"Where exactly did you find that license plate?" The Officer wanted to know, sounding serious, professional and urgent.

"Spofford Point," Nancy answered.

"How far out from the bank?"

"Maybe twenty yards," Nancy shrugged.

"Can you be more specific about where you were?" Officer Clark asked.

"Pretty much right in front of the 'Sun Rise Lake Inn two miles ahead' sign," Nancy replied.

Officer Clark spoke into her microphone on the shoulder of her uniform. "Spofford Point, Chief," she said. "About twenty yards out, across from the Inn sign."

"What's going on?" Nancy asked.

"That license plate was registered to a woman who went missing twenty-four years ago," Officer Clark revealed. "We think maybe the car could be in the lake."

"With her in it?" Nancy asked with shock.

"That's what we're going to find out."

"Oh My God!" Nancy said. "That's awful."

"But you could be responsible for solving a twenty-four year old mystery," Officer Clark said with encouragement as she turned and headed for her SUV. "I'll let you know."

Nancy felt a little spooked knowing that a car could have been submerged in Sun Rise Lake for nearly a quarter of a century. How many times had she fished in that very spot over the years? And how could a sighting of the car be missed for so long?

Nancy noticed a couple of State Trooper SUVs pass by the house so she wheeled her bike off the side porch and took a ride down Lake Shore Road until she reached Spofford Point.

Several state troopers and the state trooper dive team were standing along the shore of the road. A large tow truck arrived just as Nancy arrived along with a hearse from the County Medical Examiner's Office.

Nancy spotted Chief Barcomb and Meagan standing with some of the staties and she joined them just as a diver popped his head out of the water and gave the thumbs up sign.

"What does that mean? Nancy asked Officer Clark.

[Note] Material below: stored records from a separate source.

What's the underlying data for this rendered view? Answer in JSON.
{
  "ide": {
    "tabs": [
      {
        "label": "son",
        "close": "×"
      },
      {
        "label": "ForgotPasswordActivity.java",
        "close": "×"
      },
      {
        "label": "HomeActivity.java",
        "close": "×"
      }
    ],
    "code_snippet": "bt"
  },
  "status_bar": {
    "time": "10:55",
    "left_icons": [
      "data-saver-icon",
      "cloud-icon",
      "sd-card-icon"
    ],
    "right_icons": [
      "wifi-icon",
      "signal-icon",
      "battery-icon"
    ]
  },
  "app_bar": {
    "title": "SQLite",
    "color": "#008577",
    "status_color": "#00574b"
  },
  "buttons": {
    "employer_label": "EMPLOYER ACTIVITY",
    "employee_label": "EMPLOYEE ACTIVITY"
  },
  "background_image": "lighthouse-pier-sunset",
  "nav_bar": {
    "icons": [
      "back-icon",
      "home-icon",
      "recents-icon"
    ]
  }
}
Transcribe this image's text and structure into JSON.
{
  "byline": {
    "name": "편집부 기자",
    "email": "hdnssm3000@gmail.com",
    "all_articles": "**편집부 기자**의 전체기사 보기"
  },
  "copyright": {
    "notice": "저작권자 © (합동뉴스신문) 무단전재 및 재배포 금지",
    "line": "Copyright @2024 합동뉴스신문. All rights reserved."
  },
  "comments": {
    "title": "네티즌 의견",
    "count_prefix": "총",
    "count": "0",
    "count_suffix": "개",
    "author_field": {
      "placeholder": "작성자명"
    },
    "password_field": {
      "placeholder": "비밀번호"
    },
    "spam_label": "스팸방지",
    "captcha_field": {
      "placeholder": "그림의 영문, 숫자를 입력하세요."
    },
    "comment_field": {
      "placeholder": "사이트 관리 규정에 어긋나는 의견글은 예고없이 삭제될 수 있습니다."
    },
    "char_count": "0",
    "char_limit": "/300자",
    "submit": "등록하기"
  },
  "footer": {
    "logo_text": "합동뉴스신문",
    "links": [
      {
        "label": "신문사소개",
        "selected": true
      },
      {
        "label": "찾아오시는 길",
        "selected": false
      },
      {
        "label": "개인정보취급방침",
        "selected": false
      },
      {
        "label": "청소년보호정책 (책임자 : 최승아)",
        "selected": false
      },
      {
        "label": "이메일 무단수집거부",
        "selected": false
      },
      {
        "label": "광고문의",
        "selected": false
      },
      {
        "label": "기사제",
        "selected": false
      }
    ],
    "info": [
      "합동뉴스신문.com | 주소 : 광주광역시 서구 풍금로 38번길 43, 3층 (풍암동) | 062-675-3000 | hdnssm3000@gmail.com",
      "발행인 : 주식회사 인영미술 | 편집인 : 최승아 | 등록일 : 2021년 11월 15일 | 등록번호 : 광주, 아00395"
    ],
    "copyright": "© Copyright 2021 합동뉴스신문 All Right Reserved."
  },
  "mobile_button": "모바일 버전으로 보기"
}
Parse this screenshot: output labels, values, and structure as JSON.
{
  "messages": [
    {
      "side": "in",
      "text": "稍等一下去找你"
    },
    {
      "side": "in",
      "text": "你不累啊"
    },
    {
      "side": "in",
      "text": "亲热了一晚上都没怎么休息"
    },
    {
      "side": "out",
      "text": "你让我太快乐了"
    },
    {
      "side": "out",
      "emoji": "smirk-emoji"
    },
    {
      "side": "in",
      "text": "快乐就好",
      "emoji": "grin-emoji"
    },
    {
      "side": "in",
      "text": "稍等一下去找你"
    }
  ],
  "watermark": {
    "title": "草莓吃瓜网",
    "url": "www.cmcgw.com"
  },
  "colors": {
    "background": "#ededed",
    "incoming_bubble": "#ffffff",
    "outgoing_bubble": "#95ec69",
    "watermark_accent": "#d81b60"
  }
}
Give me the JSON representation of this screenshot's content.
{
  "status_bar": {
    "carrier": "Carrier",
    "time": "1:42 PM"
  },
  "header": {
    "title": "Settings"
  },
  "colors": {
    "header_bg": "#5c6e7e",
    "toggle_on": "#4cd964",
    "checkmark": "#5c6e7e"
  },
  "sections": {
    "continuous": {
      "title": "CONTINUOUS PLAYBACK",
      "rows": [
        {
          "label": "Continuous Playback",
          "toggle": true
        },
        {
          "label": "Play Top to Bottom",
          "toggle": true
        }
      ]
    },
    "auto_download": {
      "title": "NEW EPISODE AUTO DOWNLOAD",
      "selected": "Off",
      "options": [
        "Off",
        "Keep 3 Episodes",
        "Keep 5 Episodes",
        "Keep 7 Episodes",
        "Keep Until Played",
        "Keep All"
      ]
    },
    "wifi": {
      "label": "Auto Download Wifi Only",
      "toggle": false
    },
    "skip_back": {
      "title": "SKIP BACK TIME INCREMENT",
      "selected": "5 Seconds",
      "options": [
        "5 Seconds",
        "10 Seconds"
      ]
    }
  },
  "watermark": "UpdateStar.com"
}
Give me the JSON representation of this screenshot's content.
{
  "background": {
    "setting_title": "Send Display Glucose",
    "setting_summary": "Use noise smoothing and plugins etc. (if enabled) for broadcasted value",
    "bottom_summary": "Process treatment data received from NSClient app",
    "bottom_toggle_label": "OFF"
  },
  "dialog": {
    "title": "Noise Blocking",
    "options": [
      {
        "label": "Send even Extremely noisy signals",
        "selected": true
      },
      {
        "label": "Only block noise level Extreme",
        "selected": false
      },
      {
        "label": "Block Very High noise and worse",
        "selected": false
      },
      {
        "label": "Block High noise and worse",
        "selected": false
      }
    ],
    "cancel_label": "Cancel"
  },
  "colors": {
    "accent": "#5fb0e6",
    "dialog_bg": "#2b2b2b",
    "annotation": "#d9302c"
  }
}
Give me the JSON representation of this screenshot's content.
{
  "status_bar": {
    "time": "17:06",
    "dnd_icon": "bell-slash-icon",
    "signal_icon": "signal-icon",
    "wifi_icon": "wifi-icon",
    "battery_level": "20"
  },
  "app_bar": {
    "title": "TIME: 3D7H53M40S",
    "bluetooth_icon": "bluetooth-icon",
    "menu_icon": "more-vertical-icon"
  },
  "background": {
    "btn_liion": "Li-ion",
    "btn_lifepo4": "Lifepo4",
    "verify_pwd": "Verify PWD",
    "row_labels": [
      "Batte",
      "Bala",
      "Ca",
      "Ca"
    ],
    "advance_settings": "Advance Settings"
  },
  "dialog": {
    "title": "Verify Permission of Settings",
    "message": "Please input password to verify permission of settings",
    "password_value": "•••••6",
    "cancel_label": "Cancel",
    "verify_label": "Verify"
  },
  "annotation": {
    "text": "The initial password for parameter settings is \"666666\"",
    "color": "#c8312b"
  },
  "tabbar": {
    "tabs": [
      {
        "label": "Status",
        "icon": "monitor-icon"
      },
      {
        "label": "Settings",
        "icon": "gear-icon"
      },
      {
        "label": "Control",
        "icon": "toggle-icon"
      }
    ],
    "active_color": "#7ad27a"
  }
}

"There's a car down there," Meagan replied, shaking her head with surprise.

"How could a car be in there for so long without being detected?" Nancy wondered.

"It's pretty deep right there," Chief Barcomb replied.

He was an older man who retired from the Greenville Police Department several years earlier but became Police Chief of Sun Rise Lake to stay involved. He was tall with a shaved head and he always wore sun glasses even when the sun wasn't out. He usually wore jeans with his uniform shirt and a blue ball cap with 'Chief' written across the front in white letters.

"Pretty mucky down there too," he added. Nobody swims or snorkels in this part of the lake. It would be easy to miss."

Nancy watched with the others as the tow truck driver worked with the two divers in the water to hitch the tow line to the underwater car. The driver began to recoil the line that was hitched to a high lift crane on the back of the truck that lifted the car straight up out of the water instead of dragging it along the bottom to the shore. Out from the water came a muck covered car.

"Toyota Camry," Chief Barbomb confirmed. "That's what she was driving."

"Can't tell if it's green with all that slime on it," Officer Clark replied.

Several officers and the driver made sure the car was set on its wheels on the (now blocked off) roadway.

"Now we find out if she's in there," The Chief sighed.

"You might want to step back and look away for this part," Officer Clark suggested to Nancy. "This becomes an investigation if there's a body in there."

Nancy walked about twenty feet down the road and stared out at the lake, feeling anxious about the possibility of a body being inside the car. She heard a commotion and looked toward the car but the officials had placed a tarp around it.

When she saw the coroner wheeling a stretcher toward the car, Nancy knew a body had been found. She felt sad and briefly nauseous but she was glad that she hadn't seen the victim, unable to image what the body would look like after twenty four years in a submerged car.

"Who was she?" Nancy asked Megan when the officer returned.

Officer Clark pulled her notebook out of her shirt pocket. "Hannah Abrams, 25, from Rochester New York. She was supposed to be in Boston for a job interview."

"How'd she end up here?"

"We'll have to see if we can figure that out," Meagan responded.

Nancy returned to her bike and rode home trying not to think about poor Hannah Abrams, missing for twenty four years, entombed in her car at the bottom of the lake.